IIn the world of book reviews, Minneapolis-based Rain Taxi Review of Books is something of an anomaly. It comes out quarterly in print and in online editions with different content, and is one part of a nonprofit organization that also hosts the Twin Cities Book Festival; it also sponsors readings and publishes chapbooks of fiction and poetry. Its mission, according to editor Eric Lorberer, is “to advance literary culture by programs and publications that increase awareness and appreciation of innovative writing.” Rain Taxi has been around for 12½ years and celebrated the publication of its 50th issue this summer.
With a circulation of 18,000 and about 15,000 daily hits to its Web site, Rain Taxi is, as Lorberer says, “small for a big operation but very large for a small operation. We're very large from a literary magazine perspective, but small when thinking about newspapers.” However it's classified, Rain Taxi is one of the very few places a reader can go for in-depth reviews of small press and offbeat books, as well as potentially edgier considerations of trade books.

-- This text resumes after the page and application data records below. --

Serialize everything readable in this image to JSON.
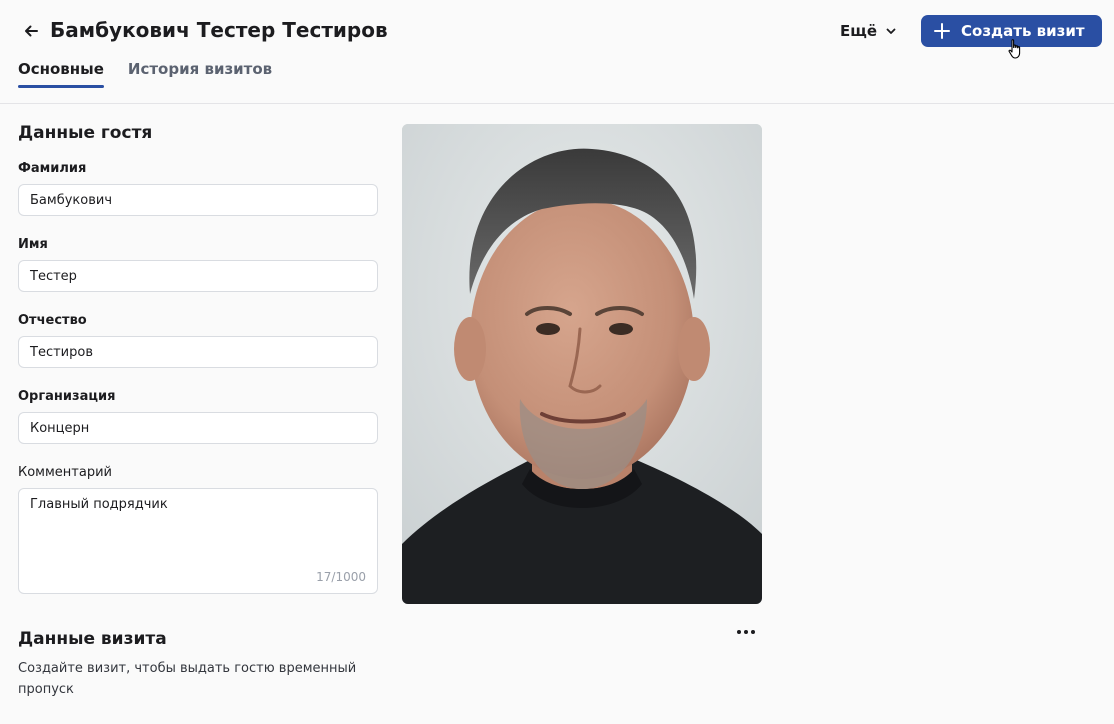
{
  "header": {
    "title": "Бамбукович Тестер Тестиров",
    "more_label": "Ещё",
    "create_label": "Создать визит"
  },
  "tabs": [
    {
      "label": "Основные",
      "active": true
    },
    {
      "label": "История визитов",
      "active": false
    }
  ],
  "guest": {
    "section_title": "Данные гостя",
    "fields": {
      "last_name": {
        "label": "Фамилия",
        "value": "Бамбукович"
      },
      "first_name": {
        "label": "Имя",
        "value": "Тестер"
      },
      "patronymic": {
        "label": "Отчество",
        "value": "Тестиров"
      },
      "organization": {
        "label": "Организация",
        "value": "Концерн"
      },
      "comment": {
        "label": "Комментарий",
        "value": "Главный подрядчик",
        "counter": "17/1000"
      }
    }
  },
  "visit": {
    "section_title": "Данные визита",
    "description": "Создайте визит, чтобы выдать гостю временный пропуск"
  },
  "icons": {
    "back": "arrow-left-icon",
    "more_chevron": "chevron-down-icon",
    "create": "plus-icon",
    "actions": "more-horizontal-icon"
  },
  "colors": {
    "primary": "#2a4fa3",
    "background": "#fafafa",
    "border": "#d9dce1",
    "text": "#1c1c1f"
  }
}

Rain Taxi was founded in 1996 by Twin Cities book people Carolyn Kuebler and Randall Heath. Lorberer joined the staff after issue one. He brought his small press contacts from the M.F.A. scene—he'd gotten his master's at the University of Amherst—and business skills from stints managing bookstores. When the two founders decamped in 1999, Lorberer kept the magazine going. Now, Rain Taxi has a staff of two and a half employees: Lorberer works full-time as the editor, alongside full-time art director and business manager Kelly Everding and a half-time assistant.

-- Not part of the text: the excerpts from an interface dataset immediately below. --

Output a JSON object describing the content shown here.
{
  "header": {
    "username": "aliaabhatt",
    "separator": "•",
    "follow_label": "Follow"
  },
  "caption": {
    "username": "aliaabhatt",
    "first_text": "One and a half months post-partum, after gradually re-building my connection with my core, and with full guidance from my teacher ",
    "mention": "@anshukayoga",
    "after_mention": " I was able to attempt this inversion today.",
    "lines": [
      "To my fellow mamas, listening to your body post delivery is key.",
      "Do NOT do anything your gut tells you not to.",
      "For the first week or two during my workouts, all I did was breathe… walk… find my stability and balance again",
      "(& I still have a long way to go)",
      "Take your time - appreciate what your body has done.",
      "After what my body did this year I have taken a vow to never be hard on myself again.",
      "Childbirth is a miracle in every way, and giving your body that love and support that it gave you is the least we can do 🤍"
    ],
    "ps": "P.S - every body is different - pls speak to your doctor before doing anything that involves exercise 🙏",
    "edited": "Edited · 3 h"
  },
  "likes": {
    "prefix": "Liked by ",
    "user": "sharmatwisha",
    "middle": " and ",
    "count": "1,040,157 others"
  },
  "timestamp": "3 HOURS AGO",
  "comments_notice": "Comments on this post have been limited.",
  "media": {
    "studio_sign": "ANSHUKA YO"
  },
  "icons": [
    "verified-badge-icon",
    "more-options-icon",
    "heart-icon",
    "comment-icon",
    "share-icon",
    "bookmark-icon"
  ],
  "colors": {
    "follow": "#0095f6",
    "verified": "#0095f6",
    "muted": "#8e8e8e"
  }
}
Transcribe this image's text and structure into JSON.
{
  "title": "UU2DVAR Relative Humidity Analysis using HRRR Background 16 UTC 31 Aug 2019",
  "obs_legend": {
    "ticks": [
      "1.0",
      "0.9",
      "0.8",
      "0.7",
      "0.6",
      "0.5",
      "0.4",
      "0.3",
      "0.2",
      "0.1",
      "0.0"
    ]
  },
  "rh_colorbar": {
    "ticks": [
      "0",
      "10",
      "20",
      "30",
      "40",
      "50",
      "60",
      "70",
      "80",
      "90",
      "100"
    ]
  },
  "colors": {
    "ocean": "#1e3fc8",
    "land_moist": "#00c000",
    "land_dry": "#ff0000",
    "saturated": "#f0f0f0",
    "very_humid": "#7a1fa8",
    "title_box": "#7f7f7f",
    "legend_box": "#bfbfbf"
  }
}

Rain Taxi's nonprofit status has its advantages and drawbacks: “We're unique as a nonprofit book review. Really, we're a nonprofit organization whose main tool is a book review,” said Lorberer. “The mainstay in book reviewing is newspapers and literary magazines. Coming at it from a nonprofit angle is a bit different. We're not dependent on a certain kind of advertiser, on pleasing people with capital.” Rain Taxi does sell advertising, but that's considered a service to literary presses and it charges below market rate. According to Lorberer, ad revenue accounts for about one-quarter of the total annual budget, which is about $150,000. The rest comes from various means of fund-raising: grants from private foundations and public sources like the NEA, subscriptions, individual donations and support from the Minnesota government. All reviewers are unpaid, which Lorberer views as a way for writers to participate in Rain Taxi's nonprofit mission.

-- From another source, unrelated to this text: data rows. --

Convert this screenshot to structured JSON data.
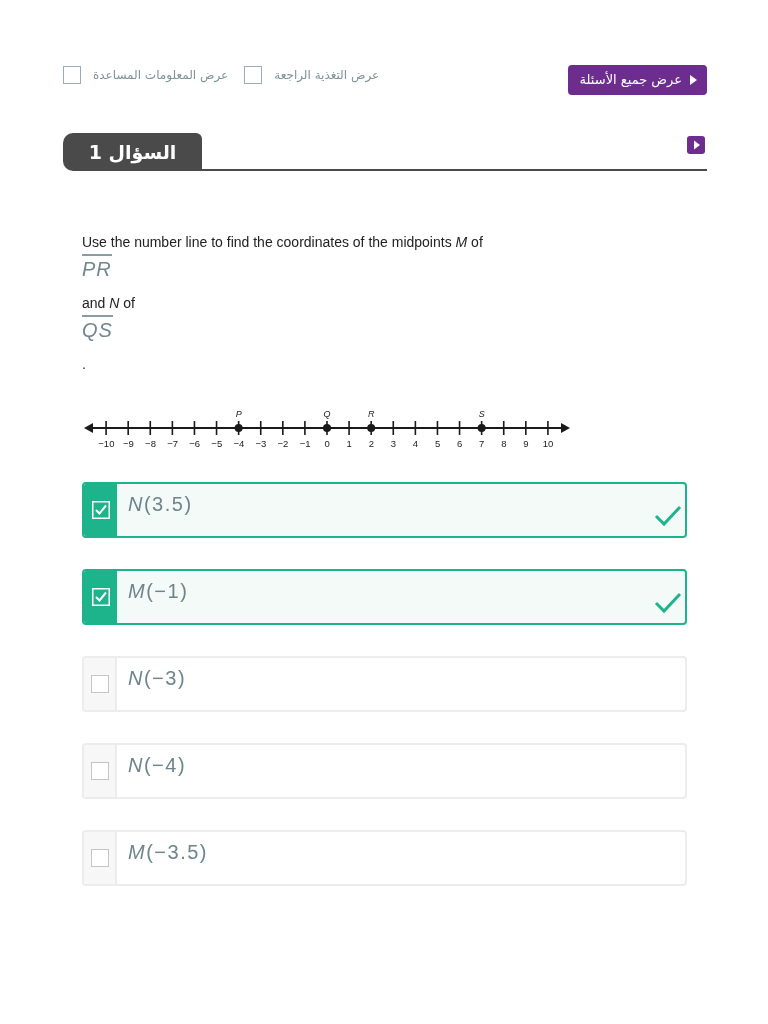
{
  "toolbar": {
    "toggles": [
      {
        "label": "عرض التغذية الراجعة",
        "checked": false
      },
      {
        "label": "عرض المعلومات المساعدة",
        "checked": false
      }
    ],
    "all_questions_button": "عرض جميع الأسئلة"
  },
  "question_tab": "السؤال 1",
  "question": {
    "parts": [
      {
        "kind": "text",
        "text": "Use the number line to find the coordinates of the midpoints *M* of"
      },
      {
        "kind": "segment",
        "text": "PR"
      },
      {
        "kind": "text",
        "text": "and *N* of"
      },
      {
        "kind": "segment",
        "text": "QS"
      },
      {
        "kind": "text",
        "text": "."
      }
    ],
    "number_line": {
      "ticks": [
        {
          "label": "10"
        },
        {
          "label": "9"
        },
        {
          "label": "8"
        },
        {
          "label": "7",
          "point": "S"
        },
        {
          "label": "6"
        },
        {
          "label": "5"
        },
        {
          "label": "4"
        },
        {
          "label": "3"
        },
        {
          "label": "2",
          "point": "R"
        },
        {
          "label": "1"
        },
        {
          "label": "0",
          "point": "Q"
        },
        {
          "label": "−1"
        },
        {
          "label": "−2"
        },
        {
          "label": "−3"
        },
        {
          "label": "−4",
          "point": "P"
        },
        {
          "label": "−5"
        },
        {
          "label": "−6"
        },
        {
          "label": "−7"
        },
        {
          "label": "−8"
        },
        {
          "label": "−9"
        },
        {
          "label": "−10"
        }
      ]
    }
  },
  "options": [
    {
      "text": "*N*(3.5)",
      "checked": true,
      "correct": true
    },
    {
      "text": "*M*(−1)",
      "checked": true,
      "correct": true
    },
    {
      "text": "*N*(−3)",
      "checked": false,
      "correct": false
    },
    {
      "text": "*N*(−4)",
      "checked": false,
      "correct": false
    },
    {
      "text": "*M*(−3.5)",
      "checked": false,
      "correct": false
    }
  ]
}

Lorberer has pretty traditional goals in terms of the magazine's profile as a book review. “I think what's terrific about the Internet is that it does allow for an amazing immediacy and spontaneity and democracy of voices,” he said when asked about the role blogs and the Web in general plays in book reviewing. “At the same time,” he went on, “I really value the editorial process. What we value about book reviews is the measured response of a critic who has lived with the material for a bit and worked with an editor. Because we're writing about books that we think are going to last, we want to write about them in a way that's going to last.”